Then again, this is only nominally a movie about dreams. The dreams portrayed here are fairly rigid, with clearly delineated rules. Nobody has super powers. The thing about dreams is that they don’t actually make sense. Every once in a while I’ll have a dream that seems to have a relatively sane narrative thread, but when I recall it in the light of day it never quite holds up. It’s not just that dreams are constantly filled with strange juxtapositions of disparate memories (which is, I believe, their defining feature and actually their purpose) but that they involve creations that almost cannot be defined by the waking mind. It’s easy to cope with a dream that involves unfamiliar places or events, but then there are the truly deep and moving dreams (for me at least) that involve entire artificial memories. You are in a place, caught up in some epic struggle, and your mind provides you with the whole mythology and background that is involved. I don’t think you ever “live out” this background in your dream – it is simply there. A whole alternate world contained in your dream-memories. How can something like that ever possibly be captured on film?

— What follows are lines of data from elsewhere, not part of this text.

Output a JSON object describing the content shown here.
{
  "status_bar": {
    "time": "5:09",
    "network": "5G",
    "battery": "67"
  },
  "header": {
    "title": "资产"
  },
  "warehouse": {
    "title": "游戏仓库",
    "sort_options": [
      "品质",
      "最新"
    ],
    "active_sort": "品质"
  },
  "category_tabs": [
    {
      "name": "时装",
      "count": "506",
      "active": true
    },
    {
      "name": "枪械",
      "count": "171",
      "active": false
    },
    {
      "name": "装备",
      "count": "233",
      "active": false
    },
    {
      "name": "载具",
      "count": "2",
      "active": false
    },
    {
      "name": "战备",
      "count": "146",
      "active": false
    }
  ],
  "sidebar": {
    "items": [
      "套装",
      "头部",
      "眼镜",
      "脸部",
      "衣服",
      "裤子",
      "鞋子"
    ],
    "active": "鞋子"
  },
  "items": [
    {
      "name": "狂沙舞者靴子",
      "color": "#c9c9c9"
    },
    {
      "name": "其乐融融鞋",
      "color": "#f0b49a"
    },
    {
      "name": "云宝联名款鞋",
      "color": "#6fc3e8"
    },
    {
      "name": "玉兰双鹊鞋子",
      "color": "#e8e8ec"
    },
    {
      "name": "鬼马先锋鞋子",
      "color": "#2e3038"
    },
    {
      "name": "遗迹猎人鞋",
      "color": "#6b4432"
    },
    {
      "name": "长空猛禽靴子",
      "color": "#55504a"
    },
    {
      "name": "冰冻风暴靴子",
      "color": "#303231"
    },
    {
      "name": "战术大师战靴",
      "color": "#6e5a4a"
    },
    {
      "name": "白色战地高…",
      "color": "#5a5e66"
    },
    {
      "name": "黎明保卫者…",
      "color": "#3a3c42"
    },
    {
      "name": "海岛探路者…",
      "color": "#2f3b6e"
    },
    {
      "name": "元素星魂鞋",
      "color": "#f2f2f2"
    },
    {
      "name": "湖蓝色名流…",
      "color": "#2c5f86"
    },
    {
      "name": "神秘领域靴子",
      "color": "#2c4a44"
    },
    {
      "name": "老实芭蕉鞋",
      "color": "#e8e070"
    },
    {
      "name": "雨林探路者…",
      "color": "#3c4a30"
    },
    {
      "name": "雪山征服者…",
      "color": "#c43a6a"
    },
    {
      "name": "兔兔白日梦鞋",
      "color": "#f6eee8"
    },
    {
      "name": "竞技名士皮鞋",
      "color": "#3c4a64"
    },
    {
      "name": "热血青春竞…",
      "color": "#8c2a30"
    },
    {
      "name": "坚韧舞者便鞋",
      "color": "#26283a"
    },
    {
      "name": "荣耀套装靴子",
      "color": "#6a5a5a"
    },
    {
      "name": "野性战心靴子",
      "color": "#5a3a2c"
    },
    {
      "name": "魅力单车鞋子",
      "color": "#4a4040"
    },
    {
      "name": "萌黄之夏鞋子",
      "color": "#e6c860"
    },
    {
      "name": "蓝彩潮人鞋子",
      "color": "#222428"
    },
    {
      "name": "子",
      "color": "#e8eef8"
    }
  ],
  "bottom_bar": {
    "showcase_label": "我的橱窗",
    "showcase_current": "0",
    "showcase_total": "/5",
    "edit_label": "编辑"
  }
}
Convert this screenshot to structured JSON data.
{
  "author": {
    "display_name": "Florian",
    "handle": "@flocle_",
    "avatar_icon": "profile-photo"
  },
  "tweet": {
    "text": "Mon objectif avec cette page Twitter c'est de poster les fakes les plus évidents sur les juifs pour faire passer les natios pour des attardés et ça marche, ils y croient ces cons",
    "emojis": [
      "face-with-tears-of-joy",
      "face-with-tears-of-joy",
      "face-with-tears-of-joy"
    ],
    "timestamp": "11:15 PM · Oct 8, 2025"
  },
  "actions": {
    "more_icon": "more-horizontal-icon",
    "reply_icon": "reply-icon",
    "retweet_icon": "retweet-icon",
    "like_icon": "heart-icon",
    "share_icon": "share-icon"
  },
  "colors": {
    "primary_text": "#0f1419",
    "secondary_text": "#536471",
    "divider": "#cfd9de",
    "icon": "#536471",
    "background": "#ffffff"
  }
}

No, after much consideration I think that the dreams portrayed in this movie are not actually dreams at all. The movie is actually about ideas. It’s right there in Leonardo DeCaprio’s first dialog as Cobb. An idea is an insidious thing like a virus. It can worm its way into your brain and come to define who you are.

There are a whole lot of stories going on here. There’s the whole notion of trying to plant an idea deep enough into some body’s mind that they think they came up with it on their own. There’s Cobb with his guilt over his wife’s death. There’s the whole notion that it can be almost impossible for a dreamer to tell that he or she is dreaming at all (a frequent occurrence for me since I often find it amazing that I should have suddenly discovered the secret to flight or something else unbelievable – so I wonder if I am actually dreaming, only to dismiss this because it feels too real. Right until I wake up.) There’s a heist film with a crew coming together to pull of an amazing feat against insurmountable odds and pulling it off even when all appears to be lost. And what’s amazing is that every level of the film really works.

This is Christopher Nolan at his most impossibly talented. He has a great crew of actors who can do deep drama and impressive action and blend it all seamlessly together. He playfully flips through the multiple levels of dreams as the action climax last fully half of the whole movie. He has action set pieces combined with emotional revelations and very Nolanesque brain twisters as well. How can the same movie contain both the visually stunning rolling corridor fight scene and Cobb’s painful struggle with the literal embodiment of his unresolved guilt regarding his wife?

The funny thing for me is that the whole movie seems to me to be a blueprint for inserting an idea into an audience’s mind, but there is no idea to place. The best way to plant the seed of an idea is to make it part of a story. A story we want to believe about ourselves or the world we live in. Nolan understands this. The dreams his characters use for extraction or inception are not very dreamlike, but they are very much narrative devices. They are stories built to entrap people so that something can be done to their psyche. And, really, isn’t that what all the best stories do? They touch us and in some way they change us. But like dreams within dreams there’s a recursion to this movie. It’s a story about stories. And maybe that’s what it’s meant to be. It makes you question your own reality and your own beliefs, which is a healthy thing I think. Perhaps by saying that people can implant the seed of an idea in your mind Christopher Nolan is trying to make us look harder at the roots of what we have come to accept to be true. maybe this movie is not so much an inception as an inoculation.

Of course like any dream, or like the infamous last shot in this movie, all of this is very much open to personal interpretation. I fully accept that what is deeply personal and undeniably true for me might well make no sense to somebody else. That’s the curse and blessing of individuality after all.

December 31, 2010 Posted by | daily reviews | , , , , | Leave a comment